EXERCISE INPUTS:
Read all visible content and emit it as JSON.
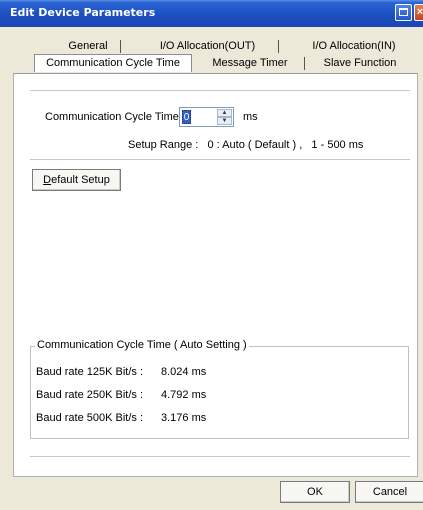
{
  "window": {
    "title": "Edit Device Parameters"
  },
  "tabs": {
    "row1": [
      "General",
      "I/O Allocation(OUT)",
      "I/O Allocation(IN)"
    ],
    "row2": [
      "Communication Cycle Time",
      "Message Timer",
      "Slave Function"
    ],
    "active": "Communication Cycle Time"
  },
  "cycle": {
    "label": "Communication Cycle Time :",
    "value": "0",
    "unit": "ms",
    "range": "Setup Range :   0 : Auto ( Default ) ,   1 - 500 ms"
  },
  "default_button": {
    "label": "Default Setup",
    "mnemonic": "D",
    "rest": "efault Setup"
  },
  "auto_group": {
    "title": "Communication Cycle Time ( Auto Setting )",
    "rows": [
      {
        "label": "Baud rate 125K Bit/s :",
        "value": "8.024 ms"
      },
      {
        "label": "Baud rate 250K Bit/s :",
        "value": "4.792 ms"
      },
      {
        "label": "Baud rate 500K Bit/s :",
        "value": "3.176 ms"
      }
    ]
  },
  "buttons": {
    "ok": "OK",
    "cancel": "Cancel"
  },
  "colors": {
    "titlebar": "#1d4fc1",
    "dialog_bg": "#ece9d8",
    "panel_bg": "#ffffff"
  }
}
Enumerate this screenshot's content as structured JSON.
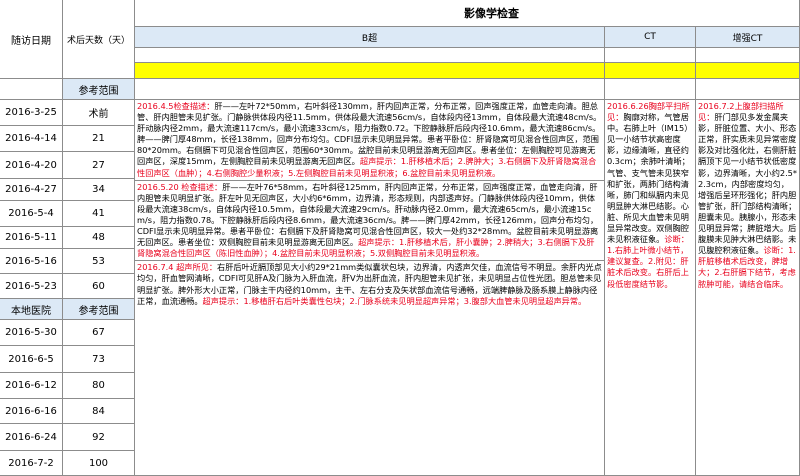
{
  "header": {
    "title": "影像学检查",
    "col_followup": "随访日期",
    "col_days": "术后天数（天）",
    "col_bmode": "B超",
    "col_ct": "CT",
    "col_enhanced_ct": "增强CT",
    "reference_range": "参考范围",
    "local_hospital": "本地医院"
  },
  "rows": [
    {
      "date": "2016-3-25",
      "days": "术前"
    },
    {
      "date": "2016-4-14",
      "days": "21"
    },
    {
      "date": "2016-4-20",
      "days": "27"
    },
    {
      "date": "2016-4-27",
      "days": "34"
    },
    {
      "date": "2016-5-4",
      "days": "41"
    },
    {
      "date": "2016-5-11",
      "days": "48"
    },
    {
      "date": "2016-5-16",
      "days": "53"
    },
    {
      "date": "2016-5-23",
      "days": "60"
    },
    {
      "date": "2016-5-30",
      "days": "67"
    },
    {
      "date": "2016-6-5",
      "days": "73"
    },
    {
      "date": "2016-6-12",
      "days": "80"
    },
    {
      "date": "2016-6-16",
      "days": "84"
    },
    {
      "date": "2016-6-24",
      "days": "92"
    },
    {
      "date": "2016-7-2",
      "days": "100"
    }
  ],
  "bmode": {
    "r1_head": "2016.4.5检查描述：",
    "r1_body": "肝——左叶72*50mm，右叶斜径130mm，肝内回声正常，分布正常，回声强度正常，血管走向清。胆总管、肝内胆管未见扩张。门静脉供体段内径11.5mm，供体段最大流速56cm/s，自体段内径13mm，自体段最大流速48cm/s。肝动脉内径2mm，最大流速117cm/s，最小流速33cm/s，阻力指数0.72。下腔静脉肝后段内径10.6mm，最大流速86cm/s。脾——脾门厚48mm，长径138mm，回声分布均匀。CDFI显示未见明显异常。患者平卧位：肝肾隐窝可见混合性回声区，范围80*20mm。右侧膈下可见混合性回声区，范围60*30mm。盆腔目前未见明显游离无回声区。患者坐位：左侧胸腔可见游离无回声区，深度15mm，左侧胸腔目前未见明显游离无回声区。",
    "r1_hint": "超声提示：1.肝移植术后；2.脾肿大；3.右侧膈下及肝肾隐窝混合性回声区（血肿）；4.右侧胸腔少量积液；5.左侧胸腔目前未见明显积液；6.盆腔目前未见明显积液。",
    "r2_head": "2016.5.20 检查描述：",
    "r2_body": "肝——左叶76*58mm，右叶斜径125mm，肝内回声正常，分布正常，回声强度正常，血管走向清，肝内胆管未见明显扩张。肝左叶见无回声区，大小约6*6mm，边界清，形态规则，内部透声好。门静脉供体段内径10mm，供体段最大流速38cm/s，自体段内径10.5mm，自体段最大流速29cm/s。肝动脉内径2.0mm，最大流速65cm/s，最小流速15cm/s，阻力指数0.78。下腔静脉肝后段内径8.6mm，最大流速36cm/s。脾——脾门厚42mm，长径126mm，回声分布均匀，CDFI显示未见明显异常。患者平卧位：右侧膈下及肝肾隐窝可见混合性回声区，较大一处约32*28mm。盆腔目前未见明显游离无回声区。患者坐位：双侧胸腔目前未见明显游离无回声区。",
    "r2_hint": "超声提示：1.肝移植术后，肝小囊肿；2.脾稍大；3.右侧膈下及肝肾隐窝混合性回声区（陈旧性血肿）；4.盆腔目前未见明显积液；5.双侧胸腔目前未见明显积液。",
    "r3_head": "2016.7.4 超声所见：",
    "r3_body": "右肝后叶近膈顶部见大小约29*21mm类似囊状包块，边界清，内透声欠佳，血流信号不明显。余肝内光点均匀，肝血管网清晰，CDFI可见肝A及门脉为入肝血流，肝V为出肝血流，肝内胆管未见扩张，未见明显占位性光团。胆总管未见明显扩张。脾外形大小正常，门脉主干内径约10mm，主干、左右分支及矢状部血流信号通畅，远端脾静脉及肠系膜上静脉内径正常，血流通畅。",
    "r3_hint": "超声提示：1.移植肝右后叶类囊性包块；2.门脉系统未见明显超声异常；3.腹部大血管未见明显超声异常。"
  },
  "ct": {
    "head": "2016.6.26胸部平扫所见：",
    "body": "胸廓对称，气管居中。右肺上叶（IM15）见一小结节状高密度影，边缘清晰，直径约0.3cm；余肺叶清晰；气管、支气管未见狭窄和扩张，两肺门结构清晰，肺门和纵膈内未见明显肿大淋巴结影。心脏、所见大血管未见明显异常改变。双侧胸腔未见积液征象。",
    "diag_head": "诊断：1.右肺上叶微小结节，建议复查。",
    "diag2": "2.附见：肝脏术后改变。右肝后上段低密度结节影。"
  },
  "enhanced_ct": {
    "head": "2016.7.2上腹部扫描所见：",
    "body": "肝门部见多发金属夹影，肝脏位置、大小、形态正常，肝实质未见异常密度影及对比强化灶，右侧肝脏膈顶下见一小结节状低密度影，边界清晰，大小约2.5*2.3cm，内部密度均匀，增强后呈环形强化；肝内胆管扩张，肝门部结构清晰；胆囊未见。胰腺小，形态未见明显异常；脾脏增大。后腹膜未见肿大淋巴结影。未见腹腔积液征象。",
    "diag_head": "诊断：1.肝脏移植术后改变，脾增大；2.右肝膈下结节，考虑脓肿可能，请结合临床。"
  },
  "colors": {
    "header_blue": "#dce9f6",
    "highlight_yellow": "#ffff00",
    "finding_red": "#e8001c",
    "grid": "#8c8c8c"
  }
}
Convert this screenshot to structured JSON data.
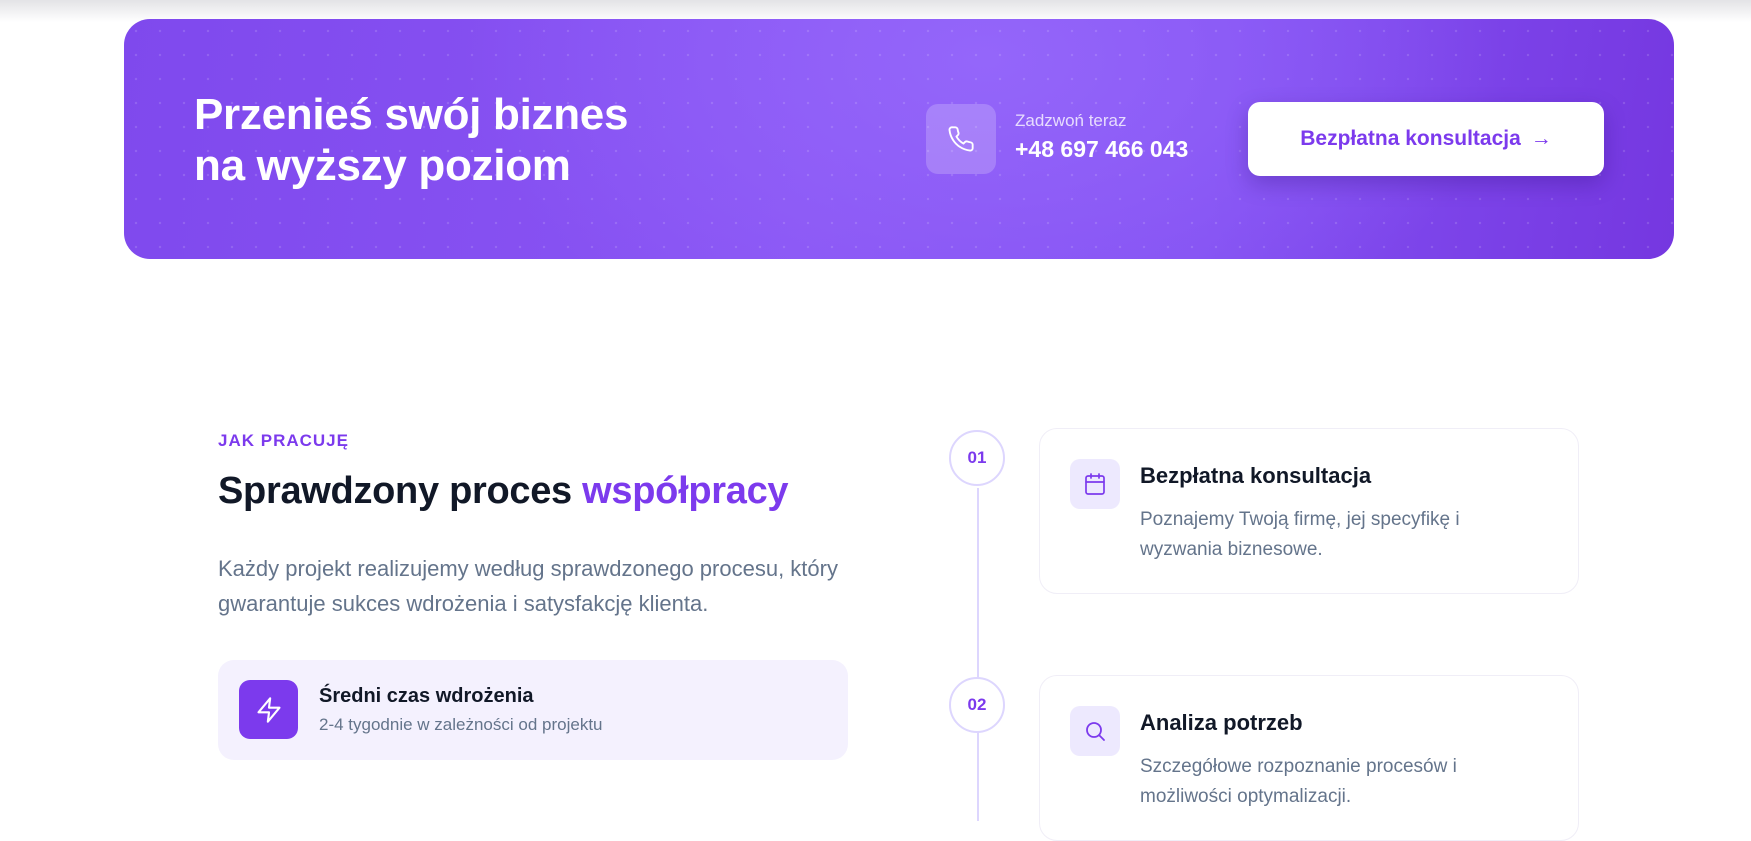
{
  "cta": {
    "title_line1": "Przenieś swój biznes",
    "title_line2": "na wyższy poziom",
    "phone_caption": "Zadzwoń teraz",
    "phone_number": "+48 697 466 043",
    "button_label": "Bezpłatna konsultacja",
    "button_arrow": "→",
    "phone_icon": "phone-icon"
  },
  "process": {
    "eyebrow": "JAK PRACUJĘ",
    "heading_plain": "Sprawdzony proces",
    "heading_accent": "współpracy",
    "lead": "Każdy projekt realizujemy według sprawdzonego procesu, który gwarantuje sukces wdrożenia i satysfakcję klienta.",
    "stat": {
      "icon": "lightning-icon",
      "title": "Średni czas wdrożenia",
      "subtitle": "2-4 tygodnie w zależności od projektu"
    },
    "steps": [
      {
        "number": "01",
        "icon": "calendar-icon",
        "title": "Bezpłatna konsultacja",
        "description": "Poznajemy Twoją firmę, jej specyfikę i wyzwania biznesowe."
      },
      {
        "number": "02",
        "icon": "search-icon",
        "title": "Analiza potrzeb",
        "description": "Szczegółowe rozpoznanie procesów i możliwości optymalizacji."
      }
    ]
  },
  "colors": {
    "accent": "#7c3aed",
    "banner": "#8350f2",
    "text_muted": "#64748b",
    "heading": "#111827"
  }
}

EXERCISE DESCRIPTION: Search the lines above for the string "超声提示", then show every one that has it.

OUTPUT OF THE EXERCISE:
    "r1_hint": "超声提示：1.肝移植术后；2.脾肿大；3.右侧膈下及肝肾隐窝混合性回声区（血肿）；4.右侧胸腔少量积液；5.左侧胸腔目前未见明显积液；6.盆腔目前未见明显积液。",
    "r2_hint": "超声提示：1.肝移植术后，肝小囊肿；2.脾稍大；3.右侧膈下及肝肾隐窝混合性回声区（陈旧性血肿）；4.盆腔目前未见明显积液；5.双侧胸腔目前未见明显积液。",
    "r3_hint": "超声提示：1.移植肝右后叶类囊性包块；2.门脉系统未见明显超声异常；3.腹部大血管未见明显超声异常。"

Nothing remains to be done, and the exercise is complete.